Minnesota State Colleges and Universities educate 78 percent of the state’s new nursing graduates each year. Even so, the state continues to face a severe shortage of nurses, and these programs have become increasingly important.
Locally, the Workforce Center estimates a 43 percent greater need for health-care professionals over the next 10 years in southeast Minnesota.

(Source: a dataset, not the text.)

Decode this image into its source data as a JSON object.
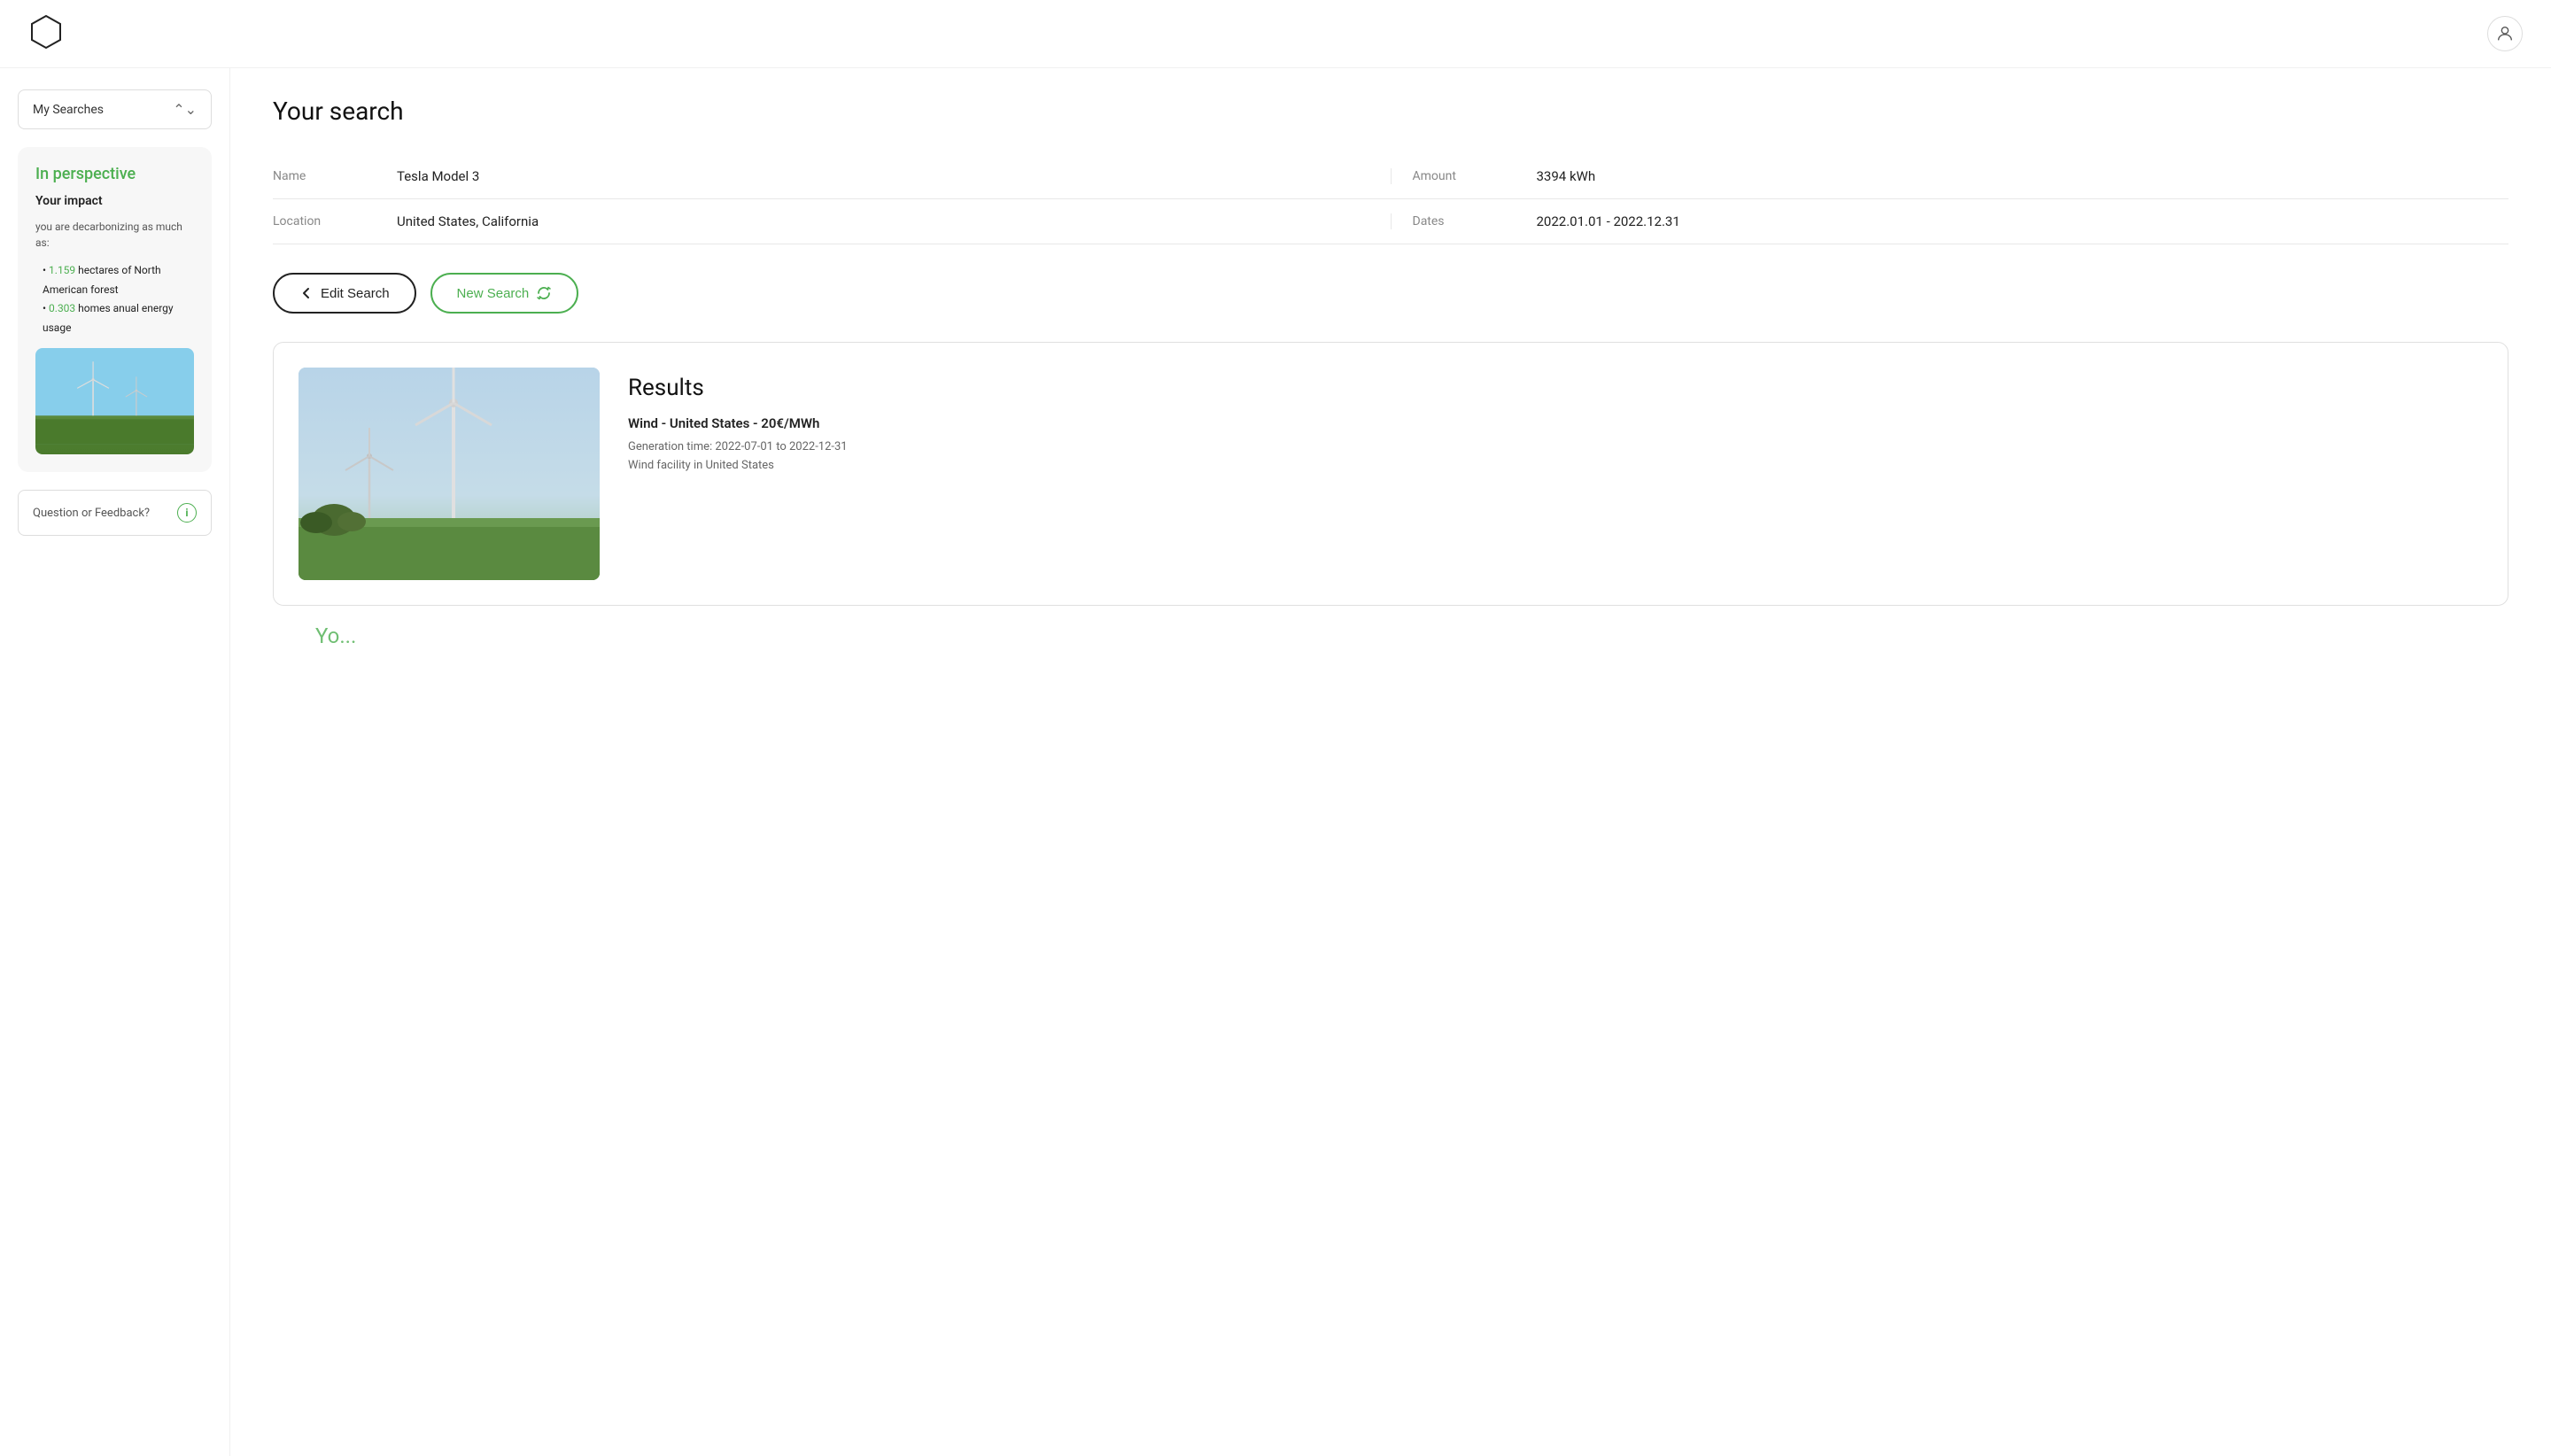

Besides Albert Lea, Austin, and Owatonna health-care enterprises, which have announced critical needs for nurses and radiography technicians, 180 health-care workers board buses each day in Austin to work at the Mayo Clinic in Rochester. Albert Lea, Austin, and Owatonna clinics and hospital have generously helped our nursing and other allied health programs by donating equipment, staff, and money. In addition, they provided clinical experience for students and funding in fiscal year 2002 to furnish a nursing lab and instructional classroom. Despite their generous efforts to help, our local medical officials cannot underwrite the cost of health-care education. The major responsibility belongs to our state legislature.
Fortunately, our local legislators understand and support the need.

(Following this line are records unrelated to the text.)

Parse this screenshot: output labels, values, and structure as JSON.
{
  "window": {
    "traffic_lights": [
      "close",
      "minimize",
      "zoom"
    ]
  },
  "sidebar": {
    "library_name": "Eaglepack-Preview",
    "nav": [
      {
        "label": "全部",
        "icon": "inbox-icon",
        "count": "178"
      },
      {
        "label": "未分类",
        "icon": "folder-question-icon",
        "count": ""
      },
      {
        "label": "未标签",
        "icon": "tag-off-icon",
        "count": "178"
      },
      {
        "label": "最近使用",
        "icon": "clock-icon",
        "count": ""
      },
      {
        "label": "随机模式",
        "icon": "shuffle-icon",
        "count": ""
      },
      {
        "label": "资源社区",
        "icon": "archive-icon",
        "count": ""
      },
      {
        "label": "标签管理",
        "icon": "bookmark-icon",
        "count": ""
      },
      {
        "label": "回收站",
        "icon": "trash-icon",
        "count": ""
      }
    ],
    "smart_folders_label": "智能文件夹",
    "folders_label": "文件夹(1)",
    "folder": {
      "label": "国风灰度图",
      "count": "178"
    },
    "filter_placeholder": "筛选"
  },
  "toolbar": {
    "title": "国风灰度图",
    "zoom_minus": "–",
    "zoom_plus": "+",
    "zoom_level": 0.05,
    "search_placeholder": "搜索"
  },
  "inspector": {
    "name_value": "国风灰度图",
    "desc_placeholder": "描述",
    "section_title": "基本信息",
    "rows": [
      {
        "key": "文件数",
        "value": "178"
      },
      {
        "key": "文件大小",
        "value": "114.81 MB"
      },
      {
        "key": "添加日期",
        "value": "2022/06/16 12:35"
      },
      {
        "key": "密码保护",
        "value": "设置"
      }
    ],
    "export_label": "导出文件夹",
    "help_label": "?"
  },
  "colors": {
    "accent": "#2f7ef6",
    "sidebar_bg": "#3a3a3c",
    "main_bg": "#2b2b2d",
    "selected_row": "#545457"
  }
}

Riverland’s science labs have not been remodeled since they were built in the late 1960s. Ventilation in all the labs, particularly chemistry, is inadequate and is a health concern for the faculty and students.
Throughout the years, dangerous mixtures of chemicals have seeped into porous surfaces on countertops, cabinets, and floors. Some cabinets and all of the fume hoods have asbestos liners. We must update all labs to meet Americans with Disabilities Act requirements, and we need to expand our labs to provide the minimum National Science Foundation standard of space per student to promote safety and better learning.
Enrollment growth is putting a strain on our facilities. Consider that total enrollment at Riverland has increased 115 percent in the last six years. Enrollment in chemistry and biology programs is up more than 160 percent in the same period. The demand is greater than our current facilities can meet because our facilities were never designed for these numbers of students.
The challenge is enormous.
In the next 24 months, the Albert Lea Medical Center alone will need 60 new nurses; 200 nurses in the next five years. Austin and Owatonna face similar challenges.
If Riverland Community College is to help meet the growing demand for health-care workers, it must have the quality and capacity to produce competent professionals. Our health care needs depend on it!
(Dr. Terrence (Terry) Leas is the president of Riverland Community College.)